[Items from a data source]
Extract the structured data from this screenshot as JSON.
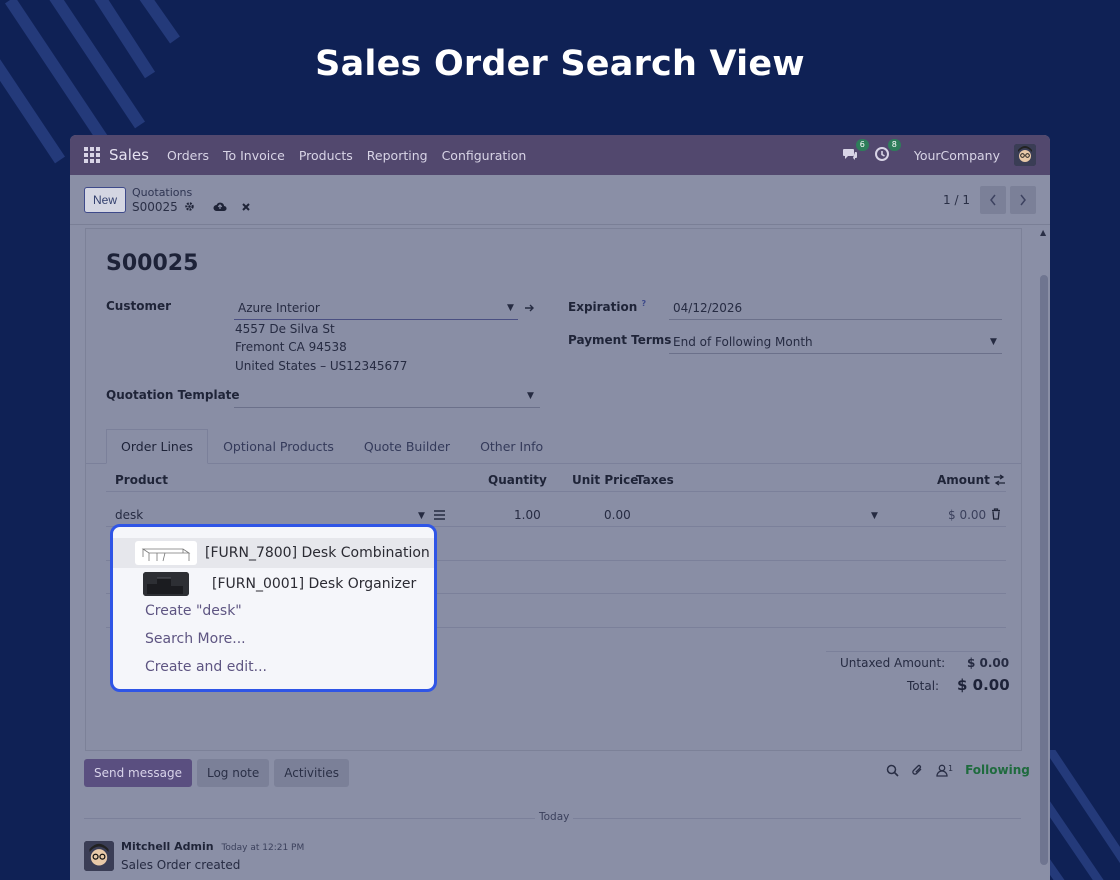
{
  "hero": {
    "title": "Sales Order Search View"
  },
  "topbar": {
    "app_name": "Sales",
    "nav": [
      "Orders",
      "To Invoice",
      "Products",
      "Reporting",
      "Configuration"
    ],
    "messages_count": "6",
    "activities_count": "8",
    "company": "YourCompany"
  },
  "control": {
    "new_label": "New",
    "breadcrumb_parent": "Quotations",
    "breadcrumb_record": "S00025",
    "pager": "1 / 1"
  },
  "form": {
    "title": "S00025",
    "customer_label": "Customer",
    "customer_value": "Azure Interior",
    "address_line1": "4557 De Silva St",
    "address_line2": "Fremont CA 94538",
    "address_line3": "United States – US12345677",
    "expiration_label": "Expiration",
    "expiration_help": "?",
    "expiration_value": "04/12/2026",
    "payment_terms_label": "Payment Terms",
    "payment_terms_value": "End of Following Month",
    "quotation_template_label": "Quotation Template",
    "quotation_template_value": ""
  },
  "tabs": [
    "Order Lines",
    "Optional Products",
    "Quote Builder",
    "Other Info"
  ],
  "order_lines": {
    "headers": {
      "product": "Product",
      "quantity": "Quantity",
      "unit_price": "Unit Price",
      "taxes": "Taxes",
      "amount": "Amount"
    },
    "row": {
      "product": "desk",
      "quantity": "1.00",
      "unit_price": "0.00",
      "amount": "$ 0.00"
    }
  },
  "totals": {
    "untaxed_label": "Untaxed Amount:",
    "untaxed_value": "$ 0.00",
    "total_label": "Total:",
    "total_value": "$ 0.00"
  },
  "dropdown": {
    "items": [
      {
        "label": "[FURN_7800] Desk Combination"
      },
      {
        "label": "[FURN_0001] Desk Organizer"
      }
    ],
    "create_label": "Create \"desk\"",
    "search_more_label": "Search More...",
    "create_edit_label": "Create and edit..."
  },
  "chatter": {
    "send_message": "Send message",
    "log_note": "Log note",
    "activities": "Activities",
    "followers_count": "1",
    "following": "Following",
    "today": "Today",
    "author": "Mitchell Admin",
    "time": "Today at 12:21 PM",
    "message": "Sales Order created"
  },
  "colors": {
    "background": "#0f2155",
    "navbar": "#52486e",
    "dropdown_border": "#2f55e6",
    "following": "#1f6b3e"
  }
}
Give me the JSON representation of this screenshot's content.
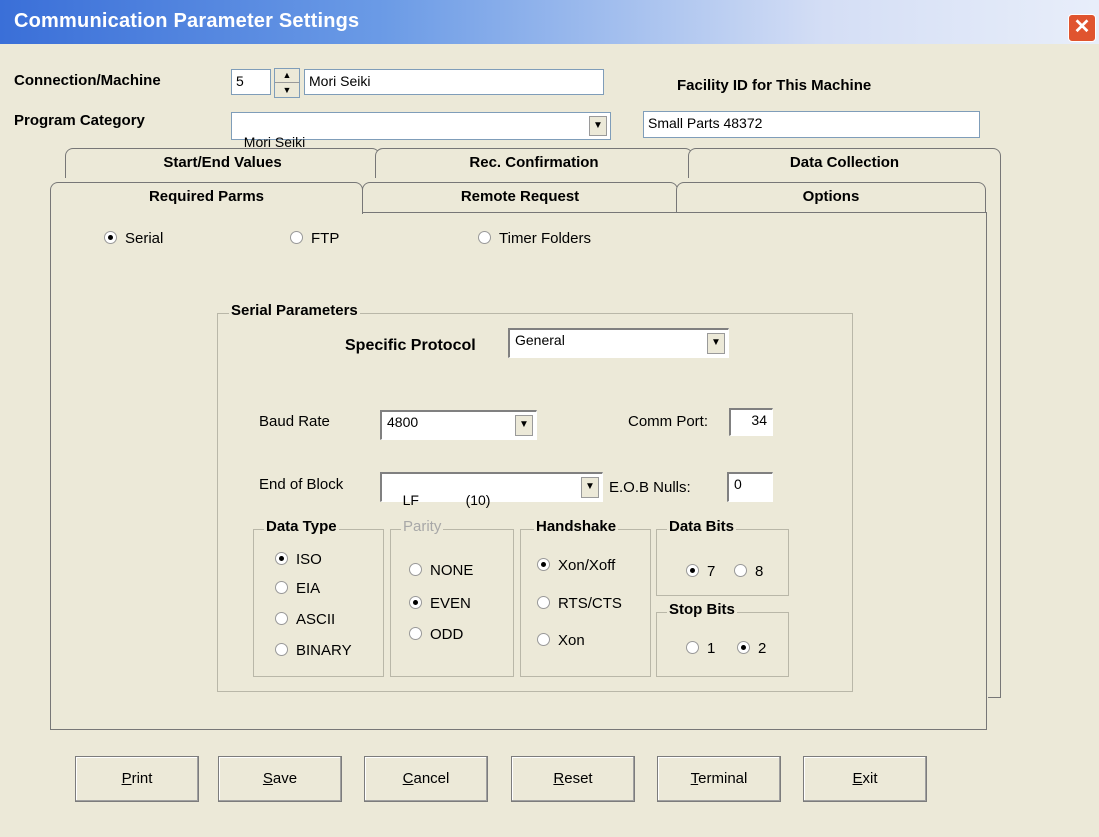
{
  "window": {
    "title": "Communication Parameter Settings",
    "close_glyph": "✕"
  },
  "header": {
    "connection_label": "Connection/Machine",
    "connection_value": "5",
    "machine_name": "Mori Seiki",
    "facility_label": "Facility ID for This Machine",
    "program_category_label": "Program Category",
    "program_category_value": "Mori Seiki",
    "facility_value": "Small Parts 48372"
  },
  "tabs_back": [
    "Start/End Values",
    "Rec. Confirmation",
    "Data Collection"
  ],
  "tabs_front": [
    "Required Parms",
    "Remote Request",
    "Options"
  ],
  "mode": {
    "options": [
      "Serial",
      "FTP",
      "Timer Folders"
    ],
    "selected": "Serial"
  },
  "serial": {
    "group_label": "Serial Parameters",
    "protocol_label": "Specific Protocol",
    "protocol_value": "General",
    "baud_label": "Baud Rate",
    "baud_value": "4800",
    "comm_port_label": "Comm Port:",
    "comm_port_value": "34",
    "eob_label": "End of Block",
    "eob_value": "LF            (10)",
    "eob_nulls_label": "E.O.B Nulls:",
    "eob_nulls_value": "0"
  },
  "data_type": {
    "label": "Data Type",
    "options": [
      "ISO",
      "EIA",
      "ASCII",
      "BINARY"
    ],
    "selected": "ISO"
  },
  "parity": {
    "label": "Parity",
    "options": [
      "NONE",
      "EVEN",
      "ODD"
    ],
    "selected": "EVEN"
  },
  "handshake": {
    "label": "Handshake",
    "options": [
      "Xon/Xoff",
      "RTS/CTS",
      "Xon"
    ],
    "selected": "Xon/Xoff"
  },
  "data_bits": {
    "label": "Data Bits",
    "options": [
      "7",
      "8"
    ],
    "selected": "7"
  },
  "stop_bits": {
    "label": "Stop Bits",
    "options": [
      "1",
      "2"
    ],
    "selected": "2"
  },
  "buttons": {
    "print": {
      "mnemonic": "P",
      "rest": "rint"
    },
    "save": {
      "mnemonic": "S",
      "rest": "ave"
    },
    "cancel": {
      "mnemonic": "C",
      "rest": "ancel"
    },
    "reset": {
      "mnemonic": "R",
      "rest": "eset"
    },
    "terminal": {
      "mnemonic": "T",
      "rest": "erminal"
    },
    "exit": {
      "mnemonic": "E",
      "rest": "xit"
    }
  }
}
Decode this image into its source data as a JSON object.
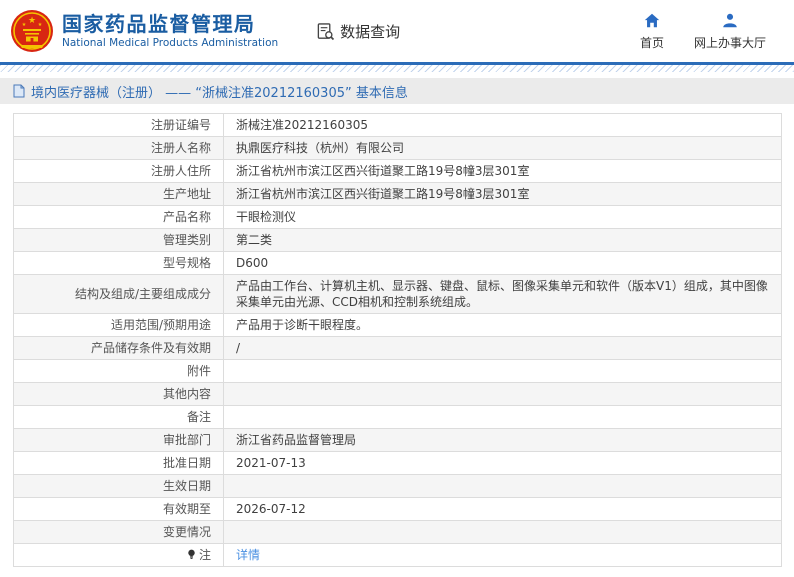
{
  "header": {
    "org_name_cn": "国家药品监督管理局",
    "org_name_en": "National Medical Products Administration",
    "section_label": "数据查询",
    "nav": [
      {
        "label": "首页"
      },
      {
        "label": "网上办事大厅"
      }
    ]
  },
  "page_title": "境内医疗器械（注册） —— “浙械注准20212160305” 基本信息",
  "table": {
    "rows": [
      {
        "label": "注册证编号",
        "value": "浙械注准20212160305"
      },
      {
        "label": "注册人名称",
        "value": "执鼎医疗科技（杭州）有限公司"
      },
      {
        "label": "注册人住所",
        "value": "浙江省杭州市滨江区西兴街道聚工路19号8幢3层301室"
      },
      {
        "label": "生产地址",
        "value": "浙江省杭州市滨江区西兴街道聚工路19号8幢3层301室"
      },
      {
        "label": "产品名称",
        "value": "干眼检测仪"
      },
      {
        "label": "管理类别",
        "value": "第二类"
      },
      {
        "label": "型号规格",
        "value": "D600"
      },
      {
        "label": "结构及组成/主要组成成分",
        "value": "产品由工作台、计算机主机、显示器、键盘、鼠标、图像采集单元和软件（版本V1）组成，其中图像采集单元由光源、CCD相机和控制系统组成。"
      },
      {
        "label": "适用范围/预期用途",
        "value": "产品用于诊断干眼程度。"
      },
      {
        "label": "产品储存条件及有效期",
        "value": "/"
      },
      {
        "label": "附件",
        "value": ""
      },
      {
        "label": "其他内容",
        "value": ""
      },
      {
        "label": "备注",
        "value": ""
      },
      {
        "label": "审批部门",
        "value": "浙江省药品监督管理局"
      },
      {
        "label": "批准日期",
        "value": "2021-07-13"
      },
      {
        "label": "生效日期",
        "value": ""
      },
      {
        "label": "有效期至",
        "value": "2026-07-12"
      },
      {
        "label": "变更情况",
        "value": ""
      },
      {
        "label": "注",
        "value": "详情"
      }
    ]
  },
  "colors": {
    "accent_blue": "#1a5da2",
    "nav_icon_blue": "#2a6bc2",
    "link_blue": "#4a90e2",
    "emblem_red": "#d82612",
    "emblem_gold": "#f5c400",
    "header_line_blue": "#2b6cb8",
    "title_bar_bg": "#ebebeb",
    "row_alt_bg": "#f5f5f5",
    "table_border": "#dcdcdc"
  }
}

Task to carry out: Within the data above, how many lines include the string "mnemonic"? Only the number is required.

Solution to the problem: 6